** What to do **
Output every record precisely.
BEGIN
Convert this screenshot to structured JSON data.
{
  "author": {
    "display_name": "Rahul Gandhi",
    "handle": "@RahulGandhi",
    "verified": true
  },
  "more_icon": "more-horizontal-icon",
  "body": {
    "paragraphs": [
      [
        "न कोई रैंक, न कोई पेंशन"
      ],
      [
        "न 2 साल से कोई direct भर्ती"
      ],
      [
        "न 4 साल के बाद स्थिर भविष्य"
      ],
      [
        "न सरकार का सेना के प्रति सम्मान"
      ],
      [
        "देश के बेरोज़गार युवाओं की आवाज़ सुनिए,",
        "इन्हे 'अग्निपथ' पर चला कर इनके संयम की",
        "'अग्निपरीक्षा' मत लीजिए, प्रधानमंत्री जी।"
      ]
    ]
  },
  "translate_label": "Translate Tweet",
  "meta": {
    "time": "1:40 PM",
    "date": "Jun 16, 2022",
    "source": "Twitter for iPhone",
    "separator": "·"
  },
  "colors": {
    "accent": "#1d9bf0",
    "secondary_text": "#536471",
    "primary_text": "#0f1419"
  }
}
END
** Task solution **
Convert this screenshot to structured JSON data.
{
  "author": {
    "display_name": "Rahul Gandhi",
    "handle": "@RahulGandhi",
    "verified": true
  },
  "more_icon": "more-horizontal-icon",
  "body": {
    "paragraphs": [
      [
        "न कोई रैंक, न कोई पेंशन"
      ],
      [
        "न 2 साल से कोई direct भर्ती"
      ],
      [
        "न 4 साल के बाद स्थिर भविष्य"
      ],
      [
        "न सरकार का सेना के प्रति सम्मान"
      ],
      [
        "देश के बेरोज़गार युवाओं की आवाज़ सुनिए,",
        "इन्हे 'अग्निपथ' पर चला कर इनके संयम की",
        "'अग्निपरीक्षा' मत लीजिए, प्रधानमंत्री जी।"
      ]
    ]
  },
  "translate_label": "Translate Tweet",
  "meta": {
    "time": "1:40 PM",
    "date": "Jun 16, 2022",
    "source": "Twitter for iPhone",
    "separator": "·"
  },
  "colors": {
    "accent": "#1d9bf0",
    "secondary_text": "#536471",
    "primary_text": "#0f1419"
  }
}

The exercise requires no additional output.